Clearly, some people (and by ‘people’, I mean pathetic men and the pea-brained women who let these dudes shape their thinking) are very resistant to the reality that women and men are equal. Not the SAME, but equal in value. Everything in science, nature and divinity confirms this. And no amount of misogyny, chauvinism, male worship or plain old wishful thinking is ever going to change that fact….so for the love of God, deal with it and stop trying to derail great storytelling with your intellectually impotent nonsense. Here’s a 21st century news flash: like so many other things once thought to be the exclusive domain of men (voting, driving, running one’s own sex life, being boss, having a bank account, and yes….even acting), the jobs of lead actor and (gasp!) even film director, have both fallen into women’s greedy little hands. And guess what? We’re not going anywhere.

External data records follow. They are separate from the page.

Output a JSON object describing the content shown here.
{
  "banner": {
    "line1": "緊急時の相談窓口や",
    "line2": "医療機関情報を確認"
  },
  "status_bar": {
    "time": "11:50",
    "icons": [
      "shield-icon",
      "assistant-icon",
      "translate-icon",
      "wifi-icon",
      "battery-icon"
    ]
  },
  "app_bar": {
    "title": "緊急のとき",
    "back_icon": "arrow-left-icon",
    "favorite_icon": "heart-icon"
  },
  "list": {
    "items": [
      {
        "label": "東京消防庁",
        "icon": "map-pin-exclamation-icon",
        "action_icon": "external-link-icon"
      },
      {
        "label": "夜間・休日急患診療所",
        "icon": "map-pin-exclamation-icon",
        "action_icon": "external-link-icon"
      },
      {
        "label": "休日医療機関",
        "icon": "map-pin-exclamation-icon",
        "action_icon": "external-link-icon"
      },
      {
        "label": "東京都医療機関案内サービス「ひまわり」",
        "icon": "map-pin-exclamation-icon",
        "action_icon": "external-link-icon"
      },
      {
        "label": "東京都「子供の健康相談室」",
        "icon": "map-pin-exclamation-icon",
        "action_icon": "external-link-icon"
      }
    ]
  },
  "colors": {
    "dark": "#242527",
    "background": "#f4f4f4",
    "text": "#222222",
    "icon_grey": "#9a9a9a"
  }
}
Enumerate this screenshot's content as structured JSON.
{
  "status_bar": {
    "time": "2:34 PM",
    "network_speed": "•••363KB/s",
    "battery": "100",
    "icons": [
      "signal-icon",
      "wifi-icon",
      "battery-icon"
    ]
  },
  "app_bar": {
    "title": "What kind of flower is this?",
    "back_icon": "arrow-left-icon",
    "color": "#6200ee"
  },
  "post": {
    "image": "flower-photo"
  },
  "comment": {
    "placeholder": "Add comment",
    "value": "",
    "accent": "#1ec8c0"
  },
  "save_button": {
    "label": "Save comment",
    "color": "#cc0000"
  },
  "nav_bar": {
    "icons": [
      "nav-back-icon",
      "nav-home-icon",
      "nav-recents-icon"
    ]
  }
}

Strictly speaking this is not necessarily futuristic, but it feels like it, no? Maybe the sexy robotic thing that Wendy & Lisa have going on? In any case, enjoy.
And hopefully, it’s A-U-T-O-MATIC that you will support a new direction in science fiction. ROXË15 has 11 Days left on IndieGoGo.
Back the campaign, support indie film!
…it is from yours truly. Catch the pitch clip for my music documentary mini-series, Flipsides of the Black Musical Experience. Digging deep: this mini-series looks at the little-known stories of black artists who made their mark in unexpected genres. Unconventional musical masters marching to the beat of their own drums. (Per our licensing agreement, this link will only be available to the public for a short time —- watch it while you can!)
And BTW, Flipsides of the Black Musical Experience is looking for a production home….interested parties, contact: firstname.lastname@example.org. Rock on.
Remember these? It’s hard to believe no one thought twice about how big and incredibly awkward cell phones were when we first got them into our hot hands. Thank God technology has evolved, because when they were born, mobile phones had to be the most cumbersome and inconvenient status symbol ever. My mother had a huge, supersonic pager, then a bulky car phone, then a big ole’ generator-sized cell phone. And while my father gave her oversized, unelegant gadgets the side-eye, I was fascinated…no, obsessed…with the whole idea of a phone with no cord. That you could take anywhere. (Didn’t take much back then.)